Find how many lines of the records below contain the word "data" and write that number by itself.

━━━━

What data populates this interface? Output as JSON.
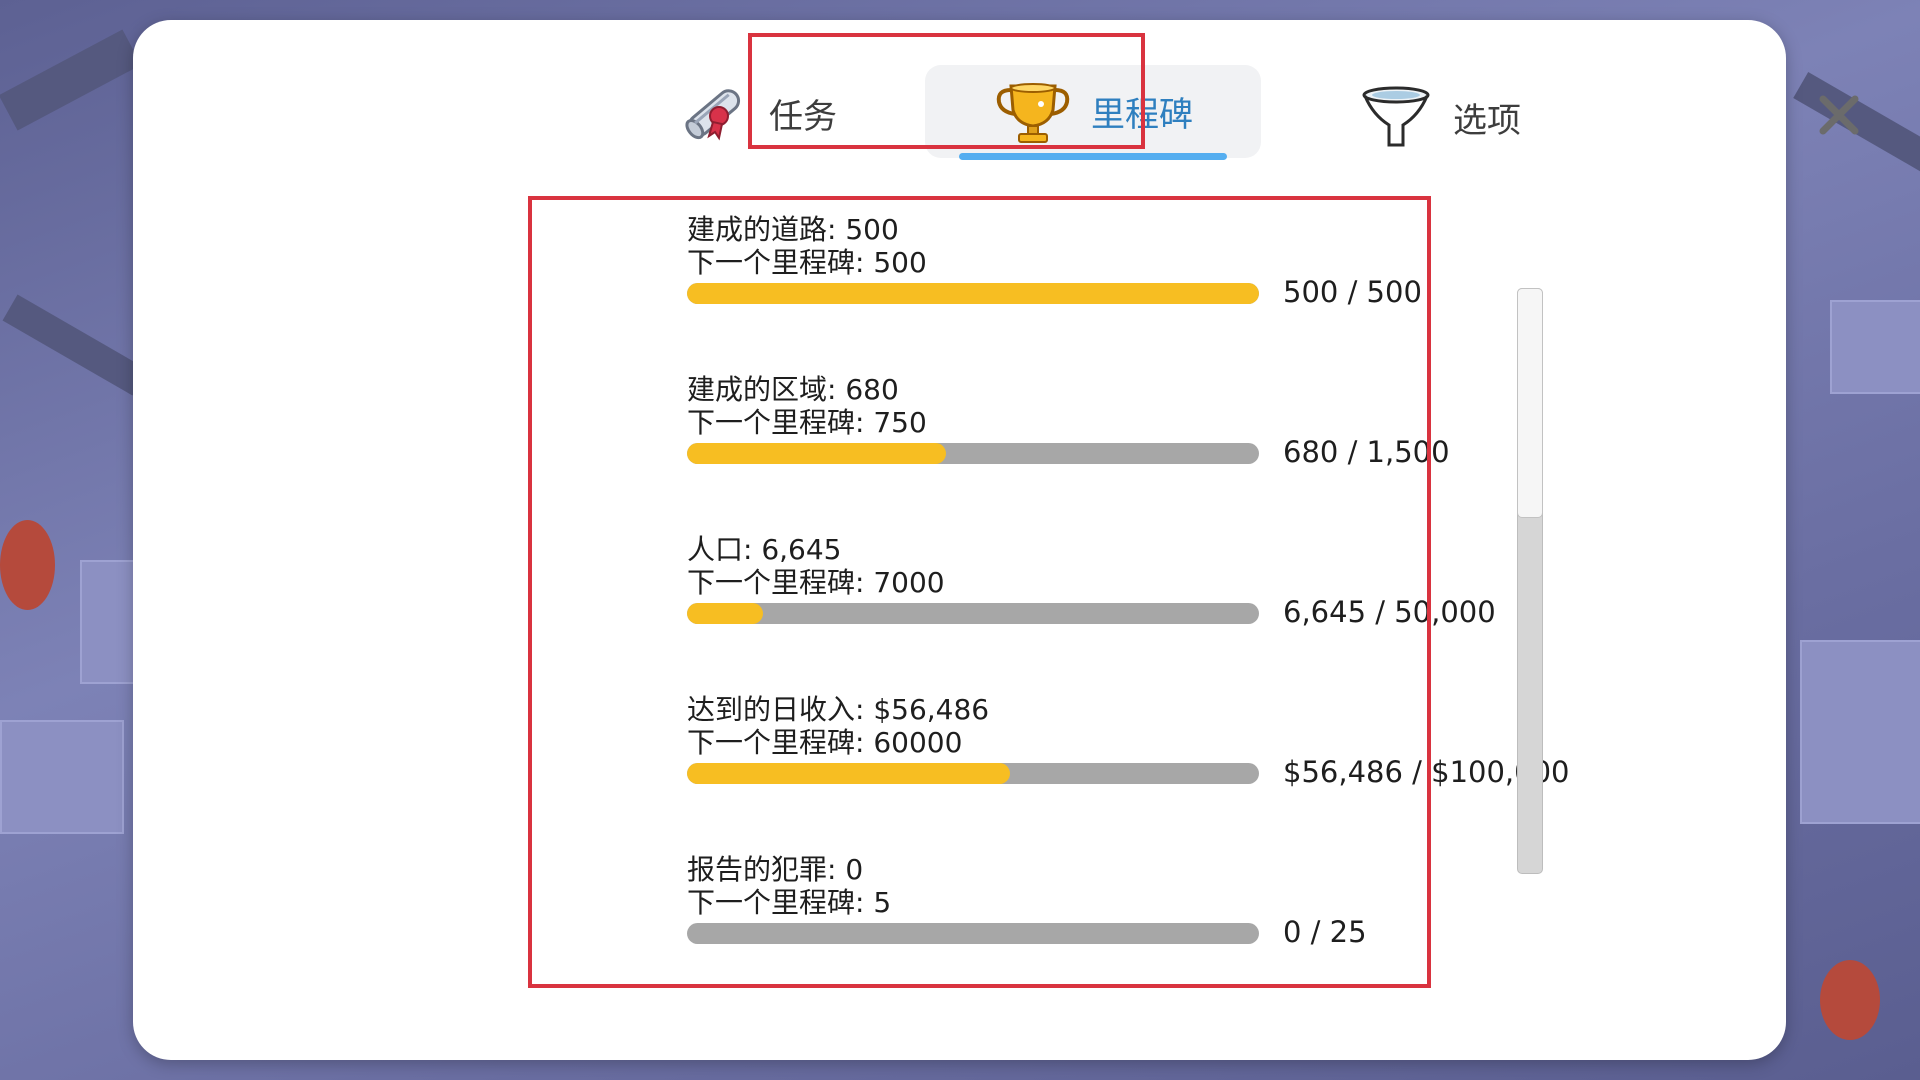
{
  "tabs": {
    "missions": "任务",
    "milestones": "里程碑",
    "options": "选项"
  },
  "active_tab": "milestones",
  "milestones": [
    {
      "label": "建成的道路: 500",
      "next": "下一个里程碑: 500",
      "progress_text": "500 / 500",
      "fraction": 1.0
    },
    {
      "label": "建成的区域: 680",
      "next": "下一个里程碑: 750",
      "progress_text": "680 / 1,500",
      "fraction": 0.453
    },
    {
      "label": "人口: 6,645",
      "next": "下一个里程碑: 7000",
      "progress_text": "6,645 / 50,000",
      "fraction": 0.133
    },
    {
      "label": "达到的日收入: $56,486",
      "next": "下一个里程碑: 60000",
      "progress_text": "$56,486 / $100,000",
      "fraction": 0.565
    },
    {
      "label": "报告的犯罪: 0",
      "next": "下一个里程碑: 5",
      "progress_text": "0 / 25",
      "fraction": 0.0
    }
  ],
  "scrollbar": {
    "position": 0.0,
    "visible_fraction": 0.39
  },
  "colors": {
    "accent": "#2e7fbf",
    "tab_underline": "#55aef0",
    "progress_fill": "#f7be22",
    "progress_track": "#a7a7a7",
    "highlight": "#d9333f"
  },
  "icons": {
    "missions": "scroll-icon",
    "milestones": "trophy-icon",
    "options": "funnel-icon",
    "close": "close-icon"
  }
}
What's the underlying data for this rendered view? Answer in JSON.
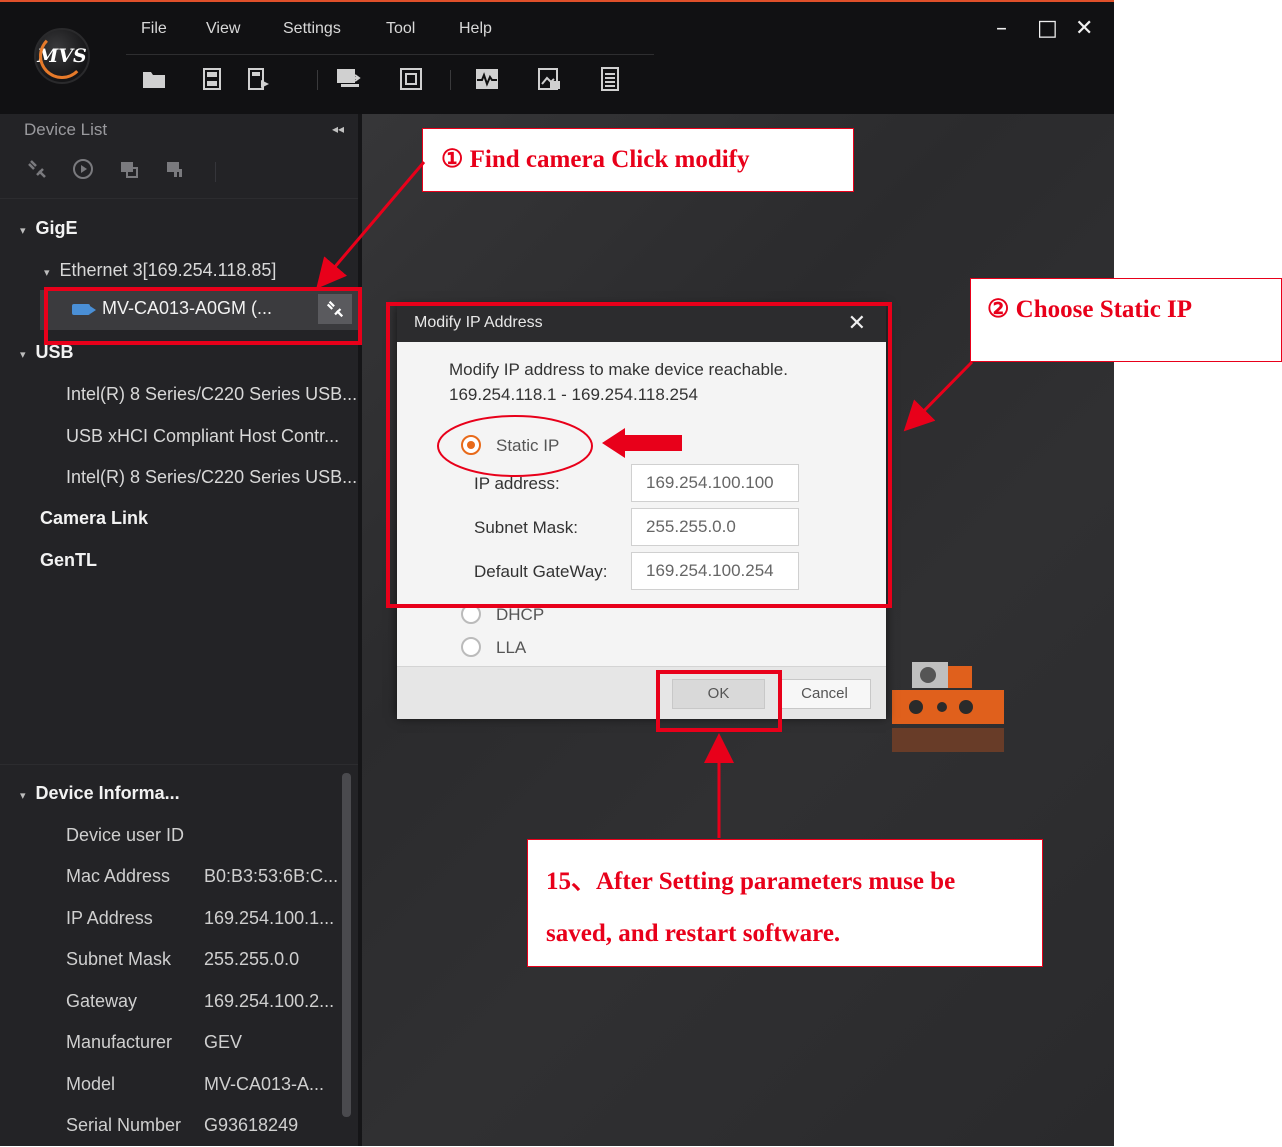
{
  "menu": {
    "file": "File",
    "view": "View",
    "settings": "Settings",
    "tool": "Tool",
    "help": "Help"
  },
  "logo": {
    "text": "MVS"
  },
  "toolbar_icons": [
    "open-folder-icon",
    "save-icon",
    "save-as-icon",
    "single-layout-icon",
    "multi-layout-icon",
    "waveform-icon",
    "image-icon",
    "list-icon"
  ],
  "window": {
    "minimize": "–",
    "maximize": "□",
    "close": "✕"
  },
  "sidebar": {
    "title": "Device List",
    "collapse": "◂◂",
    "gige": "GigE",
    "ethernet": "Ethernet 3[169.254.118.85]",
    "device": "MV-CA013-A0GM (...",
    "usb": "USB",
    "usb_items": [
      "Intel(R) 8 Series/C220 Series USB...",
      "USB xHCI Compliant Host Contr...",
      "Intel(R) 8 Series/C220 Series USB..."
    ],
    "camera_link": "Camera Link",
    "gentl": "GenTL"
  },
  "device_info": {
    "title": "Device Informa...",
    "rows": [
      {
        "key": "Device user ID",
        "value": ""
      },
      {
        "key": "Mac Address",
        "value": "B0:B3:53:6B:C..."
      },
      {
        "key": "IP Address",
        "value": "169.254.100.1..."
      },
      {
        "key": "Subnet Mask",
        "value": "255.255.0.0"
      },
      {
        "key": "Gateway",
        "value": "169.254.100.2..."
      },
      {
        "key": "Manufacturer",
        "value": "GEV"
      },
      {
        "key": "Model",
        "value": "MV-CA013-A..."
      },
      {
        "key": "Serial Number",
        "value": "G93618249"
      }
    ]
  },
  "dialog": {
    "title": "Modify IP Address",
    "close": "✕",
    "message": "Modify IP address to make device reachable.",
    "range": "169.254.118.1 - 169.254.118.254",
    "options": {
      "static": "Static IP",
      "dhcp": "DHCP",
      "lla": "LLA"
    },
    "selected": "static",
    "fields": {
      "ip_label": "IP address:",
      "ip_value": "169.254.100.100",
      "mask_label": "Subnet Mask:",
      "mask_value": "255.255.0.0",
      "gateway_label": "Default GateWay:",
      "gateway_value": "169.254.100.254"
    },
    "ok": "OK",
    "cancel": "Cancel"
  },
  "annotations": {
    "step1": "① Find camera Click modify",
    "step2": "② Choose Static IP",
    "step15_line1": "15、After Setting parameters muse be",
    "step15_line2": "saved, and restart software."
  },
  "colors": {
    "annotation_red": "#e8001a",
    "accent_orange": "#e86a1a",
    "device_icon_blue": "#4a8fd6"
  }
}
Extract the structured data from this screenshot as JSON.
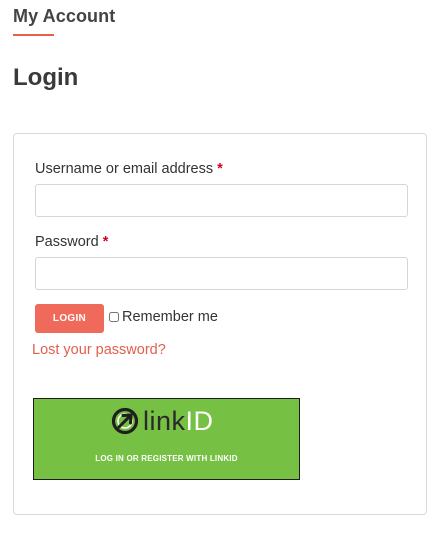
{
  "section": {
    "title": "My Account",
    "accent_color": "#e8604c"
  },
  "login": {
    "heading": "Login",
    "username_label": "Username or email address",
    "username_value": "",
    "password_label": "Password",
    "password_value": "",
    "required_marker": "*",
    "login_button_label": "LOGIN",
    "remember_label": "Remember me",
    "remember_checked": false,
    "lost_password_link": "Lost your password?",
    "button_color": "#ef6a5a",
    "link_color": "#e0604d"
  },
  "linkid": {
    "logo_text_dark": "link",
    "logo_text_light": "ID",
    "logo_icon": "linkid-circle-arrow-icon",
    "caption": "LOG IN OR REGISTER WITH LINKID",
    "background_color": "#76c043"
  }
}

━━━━

> _Written response_
3